7. Joris Pinkse says:

I tried to add geometry parameters to Jon Engel’s latexmkrc file (see below), but it doesn’t work. What am I missing?

$pdf_previewer = “start xpdf -remote %R -g 920x1270+1076+0 -z width %O %S”;$pdf_update_method = 4;
\$pdf_update_command = “xpdf -remote %R -reload -raise”;
8. I’m having problems with running latexmk, when more than one .tex file is present in the directory. I get the following error:

Latexmk: Need to specify exactly one filename for preview-continuousmode
but 2 were specified

I have made a empty file: file.tex.latexmain, where file.tex is the latex file I want to compile, but it still doesn’t work. I know you have solved this problem for me before, but have forgotten have to do it.

9. I think the problem is that you use a .bashrc alias like this:

alias latexmkmod='grep -l \documentclass *tex | xargs latexmk -pdf -pvc -silent'

Such a alias will feed latexmk with all .tex files. So I would suggest to use the regular call:

latexmk -pdf -pvc -silent foobar.tex
10. it's me says:

thanks for posting this!… very useful.

11. GB says:

Thanks for this detailed tutorial! Made me save time.

12. chris says:

Incredibly useful post–Latexmk is great. I’m defintely a fan of Evince too, the other readers are a bit nasty.

For those foobs like me that don’t know what an alias is, have a read of:

Does anyone know how to get forward/inverse searching working with evince?

I’ve been trying to fix that cite problem for months, I don’t know how to change the reference you are talking about, could you elaborate?

Thanks again,
Chris.

13. Hi Chris

I am glad you could use it! 🙂 Regarding the cite problems – the reason for my problems was that I had included a space in the bibtex file like this
@ARTICLE{ svenningsen2007crb,
once i removed the space, like this
@ARTICLE{svenningsen2007crb,
vim-latex could again read the bibtex file successfully.

14. Hej Thomas,

Tusind tak for denne post – den har hjulpet mig meget. Ved du om det kan lade sig gøre at bruge vim med stavekonstroldens ordliste – istedet for OO.

Det er min fornemmelse at stavekontroldens ordliste er bedre – og den er udgivet i GPL og der findes et extension til OO.

http://www.stavekontrolden.dk/main/top/index.php

Endnu en gang: Tak for din post.

15. Fran says:

I am also using Vim with vim-latexsuite but I have found a spell-checking trouble that I don’t know how to solve:
I have ‘set spell’ in my vimrc file, which works OK in all the files except the .tex files.
In the .tex files, the vim spell-checker only works in the lines which start with a ‘%’ (the comments in LaTeX files), but it does nothing in the normal text.

Does anybody knows how can I solve this??

16. blegat says:

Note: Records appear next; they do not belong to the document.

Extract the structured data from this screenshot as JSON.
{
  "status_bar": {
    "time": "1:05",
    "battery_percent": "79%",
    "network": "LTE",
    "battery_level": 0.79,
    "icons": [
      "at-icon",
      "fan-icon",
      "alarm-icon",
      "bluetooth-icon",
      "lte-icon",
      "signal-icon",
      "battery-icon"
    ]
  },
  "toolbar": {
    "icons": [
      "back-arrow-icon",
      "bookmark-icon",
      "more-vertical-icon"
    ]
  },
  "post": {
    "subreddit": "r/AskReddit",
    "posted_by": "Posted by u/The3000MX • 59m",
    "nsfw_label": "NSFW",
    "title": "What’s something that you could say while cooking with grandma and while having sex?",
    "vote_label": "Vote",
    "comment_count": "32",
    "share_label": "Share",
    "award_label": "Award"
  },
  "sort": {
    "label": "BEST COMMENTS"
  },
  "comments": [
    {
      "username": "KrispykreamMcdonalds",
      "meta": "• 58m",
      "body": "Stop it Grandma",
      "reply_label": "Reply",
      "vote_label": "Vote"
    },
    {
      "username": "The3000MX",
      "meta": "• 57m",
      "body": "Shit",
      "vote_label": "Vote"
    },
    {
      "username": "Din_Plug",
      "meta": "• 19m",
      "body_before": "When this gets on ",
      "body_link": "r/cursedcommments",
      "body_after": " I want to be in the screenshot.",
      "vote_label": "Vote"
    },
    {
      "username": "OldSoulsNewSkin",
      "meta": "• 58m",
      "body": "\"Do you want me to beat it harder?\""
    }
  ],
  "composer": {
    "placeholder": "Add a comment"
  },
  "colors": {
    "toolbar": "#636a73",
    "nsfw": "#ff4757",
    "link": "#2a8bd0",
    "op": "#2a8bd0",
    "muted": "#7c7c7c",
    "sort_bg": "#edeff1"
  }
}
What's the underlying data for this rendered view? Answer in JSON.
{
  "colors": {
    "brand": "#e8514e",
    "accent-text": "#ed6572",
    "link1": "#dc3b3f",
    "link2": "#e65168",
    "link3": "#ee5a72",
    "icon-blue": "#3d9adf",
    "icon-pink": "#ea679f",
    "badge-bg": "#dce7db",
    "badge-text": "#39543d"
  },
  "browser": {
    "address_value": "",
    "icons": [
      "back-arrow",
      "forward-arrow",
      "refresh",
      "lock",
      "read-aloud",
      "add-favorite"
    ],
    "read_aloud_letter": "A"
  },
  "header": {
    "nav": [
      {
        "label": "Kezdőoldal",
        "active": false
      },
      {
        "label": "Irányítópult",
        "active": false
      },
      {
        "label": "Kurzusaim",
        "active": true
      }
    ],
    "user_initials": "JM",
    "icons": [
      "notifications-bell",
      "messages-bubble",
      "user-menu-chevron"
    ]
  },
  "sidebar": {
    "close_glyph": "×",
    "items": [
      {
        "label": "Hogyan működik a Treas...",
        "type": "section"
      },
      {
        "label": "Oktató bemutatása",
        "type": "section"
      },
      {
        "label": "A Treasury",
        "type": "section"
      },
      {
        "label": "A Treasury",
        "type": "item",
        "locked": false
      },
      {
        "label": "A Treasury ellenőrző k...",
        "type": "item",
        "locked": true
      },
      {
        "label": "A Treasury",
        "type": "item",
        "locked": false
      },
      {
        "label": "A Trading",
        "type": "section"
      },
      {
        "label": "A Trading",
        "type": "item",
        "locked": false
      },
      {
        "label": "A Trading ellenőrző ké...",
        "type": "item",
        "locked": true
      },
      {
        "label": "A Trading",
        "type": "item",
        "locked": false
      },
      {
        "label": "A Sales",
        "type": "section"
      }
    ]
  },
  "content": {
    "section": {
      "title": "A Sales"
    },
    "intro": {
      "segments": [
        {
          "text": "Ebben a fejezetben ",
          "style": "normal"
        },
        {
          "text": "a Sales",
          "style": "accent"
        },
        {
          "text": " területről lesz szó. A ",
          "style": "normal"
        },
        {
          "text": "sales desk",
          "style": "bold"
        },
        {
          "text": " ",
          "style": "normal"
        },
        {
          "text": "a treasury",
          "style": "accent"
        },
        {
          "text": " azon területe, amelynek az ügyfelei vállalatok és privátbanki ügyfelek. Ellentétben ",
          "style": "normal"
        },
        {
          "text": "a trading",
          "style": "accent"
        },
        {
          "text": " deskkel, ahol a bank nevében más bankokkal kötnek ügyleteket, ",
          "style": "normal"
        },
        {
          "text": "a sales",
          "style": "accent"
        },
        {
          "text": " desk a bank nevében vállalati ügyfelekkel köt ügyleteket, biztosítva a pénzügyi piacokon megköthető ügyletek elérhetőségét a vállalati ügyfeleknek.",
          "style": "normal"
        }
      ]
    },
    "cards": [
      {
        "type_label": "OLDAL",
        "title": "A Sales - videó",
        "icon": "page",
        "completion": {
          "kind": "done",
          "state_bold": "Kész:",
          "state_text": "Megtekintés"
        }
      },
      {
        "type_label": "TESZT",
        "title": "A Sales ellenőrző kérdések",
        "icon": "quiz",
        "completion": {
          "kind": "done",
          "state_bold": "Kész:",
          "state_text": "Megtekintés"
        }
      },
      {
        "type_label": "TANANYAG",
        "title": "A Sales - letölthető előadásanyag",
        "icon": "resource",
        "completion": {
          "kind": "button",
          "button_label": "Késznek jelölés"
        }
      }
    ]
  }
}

Thanks for the tip 🙂
I noticed a typo, you write
“this got me tired so I created a file called .latemkrc in my”
I think “.latemkrc” should be “.latexmkrc”.

17. Hi Blegat:

Thanks for noticing – I have fixed the typo now. 🙂

Kind regards
Thomas